Walden Pond gave Henry David Thoreau much to contemplate, explore, and write about. In one journal entry he made an interesting observation... “Walden is blue at one time and green at another, even from the same point of view. Lying between the earth and the heavens, it partakes of the color of both” (Henry David Thoreau, Walden [New York: Houghton Mifflin, 1995], 172).
Blue and green, partaking of the heavens and of the earth... all in the same place. Thoreau offers us an image for a Christian life that’s both expectant and grounded, hopeful and helpful, spiritual and practical. We’re blue and we’re green, we partake of heaven and earth, Christ’s promise of the future and Christ’s mandate for the present.
I think it’s pretty clear what it means to “partake” of the future hope offered by the gospel... the hope of redemption... the hope of a new heaven and new earth... the hope that all things will be made new. The hopeful assurance that Christ will completely redeem the whole of creation... at some point, some day... but not yet. It’s the future-leaning blue.
What about the green, tangible, physical dimension of life... the grounded-ness, the helpfulness, the here-and-now? What about the sensible dismissal of predictions and prognostications, which Jesus prescribes; the turning of our energies to the work of our hands over and above the wishes of our hearts?

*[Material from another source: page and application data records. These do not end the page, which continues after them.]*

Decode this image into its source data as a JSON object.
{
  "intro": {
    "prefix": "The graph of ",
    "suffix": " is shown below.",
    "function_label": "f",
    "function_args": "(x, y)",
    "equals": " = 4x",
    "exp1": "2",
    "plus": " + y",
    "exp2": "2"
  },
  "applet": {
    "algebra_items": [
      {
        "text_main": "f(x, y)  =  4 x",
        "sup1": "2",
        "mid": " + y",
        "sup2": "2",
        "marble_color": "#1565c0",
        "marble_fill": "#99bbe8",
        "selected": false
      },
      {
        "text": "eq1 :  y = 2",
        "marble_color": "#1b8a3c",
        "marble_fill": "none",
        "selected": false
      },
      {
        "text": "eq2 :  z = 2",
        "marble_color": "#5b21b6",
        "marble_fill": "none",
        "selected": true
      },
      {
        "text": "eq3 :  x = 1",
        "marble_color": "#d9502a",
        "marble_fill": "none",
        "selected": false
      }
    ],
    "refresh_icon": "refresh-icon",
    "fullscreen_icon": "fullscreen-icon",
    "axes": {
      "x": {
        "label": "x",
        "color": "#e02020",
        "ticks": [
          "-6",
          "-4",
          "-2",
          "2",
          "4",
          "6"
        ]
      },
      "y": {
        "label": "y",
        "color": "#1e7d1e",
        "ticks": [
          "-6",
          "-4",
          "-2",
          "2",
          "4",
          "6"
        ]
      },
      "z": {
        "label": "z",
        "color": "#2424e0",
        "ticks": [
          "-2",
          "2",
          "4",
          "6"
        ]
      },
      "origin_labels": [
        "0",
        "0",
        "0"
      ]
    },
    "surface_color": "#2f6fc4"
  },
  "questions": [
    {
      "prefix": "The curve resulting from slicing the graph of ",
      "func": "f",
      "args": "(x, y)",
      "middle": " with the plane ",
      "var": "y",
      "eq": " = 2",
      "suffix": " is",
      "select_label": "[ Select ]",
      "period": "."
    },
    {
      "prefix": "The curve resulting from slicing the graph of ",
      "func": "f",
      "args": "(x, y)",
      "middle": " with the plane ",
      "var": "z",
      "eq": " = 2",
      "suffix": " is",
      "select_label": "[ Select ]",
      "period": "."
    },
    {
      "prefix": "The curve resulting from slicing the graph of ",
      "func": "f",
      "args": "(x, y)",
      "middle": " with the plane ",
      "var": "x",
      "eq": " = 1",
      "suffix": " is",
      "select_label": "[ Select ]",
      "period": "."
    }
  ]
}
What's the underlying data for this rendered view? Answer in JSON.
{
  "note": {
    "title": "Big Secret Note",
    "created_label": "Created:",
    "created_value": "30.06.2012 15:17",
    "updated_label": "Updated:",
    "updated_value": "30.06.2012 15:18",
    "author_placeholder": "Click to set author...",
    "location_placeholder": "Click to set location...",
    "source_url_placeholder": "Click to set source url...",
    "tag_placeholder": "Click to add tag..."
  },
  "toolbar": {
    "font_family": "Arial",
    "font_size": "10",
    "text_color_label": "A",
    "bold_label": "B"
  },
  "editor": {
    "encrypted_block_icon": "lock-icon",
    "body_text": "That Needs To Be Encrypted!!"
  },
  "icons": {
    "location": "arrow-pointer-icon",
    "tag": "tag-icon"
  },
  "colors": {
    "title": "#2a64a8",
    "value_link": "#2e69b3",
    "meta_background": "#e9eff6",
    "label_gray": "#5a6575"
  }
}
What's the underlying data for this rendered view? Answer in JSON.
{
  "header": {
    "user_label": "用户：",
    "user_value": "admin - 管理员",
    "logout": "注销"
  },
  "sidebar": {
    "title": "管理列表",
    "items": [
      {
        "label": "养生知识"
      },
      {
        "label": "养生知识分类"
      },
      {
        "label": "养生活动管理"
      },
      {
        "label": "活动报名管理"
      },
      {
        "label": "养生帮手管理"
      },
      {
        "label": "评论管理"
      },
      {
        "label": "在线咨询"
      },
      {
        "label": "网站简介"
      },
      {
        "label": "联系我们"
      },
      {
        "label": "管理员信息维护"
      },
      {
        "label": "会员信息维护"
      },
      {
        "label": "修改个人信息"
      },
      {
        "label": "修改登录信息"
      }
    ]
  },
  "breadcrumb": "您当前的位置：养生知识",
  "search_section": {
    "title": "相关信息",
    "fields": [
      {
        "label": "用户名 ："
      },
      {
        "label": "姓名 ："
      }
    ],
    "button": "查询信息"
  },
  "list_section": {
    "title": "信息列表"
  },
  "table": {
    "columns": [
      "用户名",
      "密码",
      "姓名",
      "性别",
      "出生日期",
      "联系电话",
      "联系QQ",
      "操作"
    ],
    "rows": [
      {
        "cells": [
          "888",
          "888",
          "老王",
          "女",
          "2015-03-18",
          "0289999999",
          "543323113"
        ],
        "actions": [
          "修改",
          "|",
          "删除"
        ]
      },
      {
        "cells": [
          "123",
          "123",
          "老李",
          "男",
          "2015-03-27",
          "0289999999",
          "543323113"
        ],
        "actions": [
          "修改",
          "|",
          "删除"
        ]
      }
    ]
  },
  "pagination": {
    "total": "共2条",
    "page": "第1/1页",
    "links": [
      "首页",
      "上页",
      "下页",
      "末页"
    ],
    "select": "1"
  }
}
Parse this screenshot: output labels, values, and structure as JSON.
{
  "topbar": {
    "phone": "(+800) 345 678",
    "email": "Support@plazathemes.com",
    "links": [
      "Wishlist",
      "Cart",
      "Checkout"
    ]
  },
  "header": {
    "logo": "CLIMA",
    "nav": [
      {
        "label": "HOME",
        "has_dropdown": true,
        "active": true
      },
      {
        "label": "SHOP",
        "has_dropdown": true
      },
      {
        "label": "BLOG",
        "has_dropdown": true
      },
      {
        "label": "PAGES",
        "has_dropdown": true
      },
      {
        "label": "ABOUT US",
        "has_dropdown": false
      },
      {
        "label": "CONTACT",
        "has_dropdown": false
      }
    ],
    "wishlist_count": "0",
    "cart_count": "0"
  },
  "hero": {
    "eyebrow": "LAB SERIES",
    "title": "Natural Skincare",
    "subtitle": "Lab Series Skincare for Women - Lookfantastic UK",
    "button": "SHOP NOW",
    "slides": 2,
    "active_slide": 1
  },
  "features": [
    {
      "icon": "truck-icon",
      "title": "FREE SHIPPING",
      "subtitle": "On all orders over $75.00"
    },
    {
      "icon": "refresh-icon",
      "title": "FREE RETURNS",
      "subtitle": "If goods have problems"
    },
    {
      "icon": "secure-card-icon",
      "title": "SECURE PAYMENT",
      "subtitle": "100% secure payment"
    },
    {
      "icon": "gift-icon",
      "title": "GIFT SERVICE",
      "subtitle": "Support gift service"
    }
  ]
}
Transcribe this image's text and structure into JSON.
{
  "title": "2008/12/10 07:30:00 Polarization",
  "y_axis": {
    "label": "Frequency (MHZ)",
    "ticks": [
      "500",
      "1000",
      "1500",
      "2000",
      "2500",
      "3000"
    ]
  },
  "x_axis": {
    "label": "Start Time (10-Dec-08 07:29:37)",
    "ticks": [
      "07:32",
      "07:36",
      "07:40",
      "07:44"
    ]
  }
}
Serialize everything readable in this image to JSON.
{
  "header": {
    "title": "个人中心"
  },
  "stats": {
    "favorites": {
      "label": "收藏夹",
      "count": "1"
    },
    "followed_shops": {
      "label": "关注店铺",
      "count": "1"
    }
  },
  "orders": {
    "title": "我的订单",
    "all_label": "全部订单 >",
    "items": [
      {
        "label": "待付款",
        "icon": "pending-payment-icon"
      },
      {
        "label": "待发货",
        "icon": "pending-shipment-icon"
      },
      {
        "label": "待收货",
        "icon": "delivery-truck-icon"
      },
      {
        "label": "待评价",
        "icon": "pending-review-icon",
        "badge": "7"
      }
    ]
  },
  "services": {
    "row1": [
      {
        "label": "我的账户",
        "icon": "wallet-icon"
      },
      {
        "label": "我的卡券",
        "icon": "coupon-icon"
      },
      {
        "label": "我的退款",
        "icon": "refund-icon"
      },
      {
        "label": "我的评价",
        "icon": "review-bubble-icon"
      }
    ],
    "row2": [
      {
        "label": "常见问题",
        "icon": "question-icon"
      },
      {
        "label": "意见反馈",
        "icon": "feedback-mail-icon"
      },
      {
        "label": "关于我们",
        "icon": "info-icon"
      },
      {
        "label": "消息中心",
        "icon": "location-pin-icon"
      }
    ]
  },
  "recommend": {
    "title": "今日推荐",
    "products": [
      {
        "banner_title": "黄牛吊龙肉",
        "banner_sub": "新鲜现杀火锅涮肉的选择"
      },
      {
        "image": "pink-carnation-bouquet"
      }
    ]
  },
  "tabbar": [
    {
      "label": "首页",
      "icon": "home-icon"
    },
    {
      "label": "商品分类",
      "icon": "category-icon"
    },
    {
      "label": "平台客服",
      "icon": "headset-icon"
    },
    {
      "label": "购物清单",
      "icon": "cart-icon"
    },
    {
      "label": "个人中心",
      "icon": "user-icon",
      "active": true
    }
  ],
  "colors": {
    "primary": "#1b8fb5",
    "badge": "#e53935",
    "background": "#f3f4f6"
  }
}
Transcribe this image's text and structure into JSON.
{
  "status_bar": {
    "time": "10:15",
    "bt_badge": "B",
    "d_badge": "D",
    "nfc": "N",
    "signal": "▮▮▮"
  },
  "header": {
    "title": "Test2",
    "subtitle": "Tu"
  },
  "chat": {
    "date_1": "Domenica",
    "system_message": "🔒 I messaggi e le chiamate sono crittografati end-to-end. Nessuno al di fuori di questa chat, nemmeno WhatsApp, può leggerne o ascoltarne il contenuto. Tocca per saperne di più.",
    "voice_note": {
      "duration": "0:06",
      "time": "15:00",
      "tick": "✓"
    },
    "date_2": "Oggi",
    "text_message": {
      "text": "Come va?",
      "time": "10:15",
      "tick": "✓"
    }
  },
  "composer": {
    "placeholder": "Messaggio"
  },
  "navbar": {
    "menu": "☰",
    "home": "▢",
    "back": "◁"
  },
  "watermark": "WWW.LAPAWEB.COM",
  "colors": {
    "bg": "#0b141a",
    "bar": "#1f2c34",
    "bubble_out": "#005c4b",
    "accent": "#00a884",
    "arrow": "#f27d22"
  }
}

Well, to answer that, Jesus, true to form, offers us... a parable (vv. 33-37). In the parable servants are put in charge of a master’s household while the master is away. There’s a sense of expectancy... the assumption of the eventual, if not immediate, return of the Master. The “blue” aspect of faithful living has found its way into the parable... the “not yet”... the anticipation of something to come.
But what about the now? As the servant waits for the master’s return... what’s actually expected of the ones left in charge? Well, the answer’s both surprisingly obvious and remarkably hidden from view; the servants are responsible for everything the master owns... the household... including (it’s assumed) the care and nourishment of the others in the household. Because the most basic, foundational purpose of any household, is to make sure the members of the household (the family) are cared for... or fed.
It seems important to Jesus... that while we wait, expectantly, in the now, for the Master’s return... that we, as servants of Christ, make sure that everything... and everyone... is cared for... that the members of the household are fed.
The simple act of caring for others... is a pivotal part of our calling to follow Christ... and essential to our ministry in the name of Christ.
Jesus has given us a basic, simple, unpretentious way of keeping ourselves prepared for the coming of Christ in glory and judgment: be certain everybody is cared for.
It reminds me of Jesus’ words in Matthew 25: “Lord, when did we see you hungry and feed you?” (see v. 44). In other words, “When did we see you in need, Lord?” And Jesus answered, “Truly I tell you, whatever you did for one of the least of these brothers and sisters of mine, you did for me.”
As you and I begin Advent... as we anticipate the Lord’s return... as we wait expectantly... instead of inquiring about dates and making predictions, Jesus calls us to ask the less-attractive and less-enticing, but far more morally relevant question, “Is everyone being cared for?” And by everyone... Jesus would mean from the least to the greatest. Is everyone warm? Is everyone remembered? Clothed? Loved? Is everyone fed?
The operative question’s not “When is Jesus coming?” but “What are we called to do in the meantime?” The answer? Tend to the now...
That’s how we welcome Christ, at Advent... and into our lives every single day.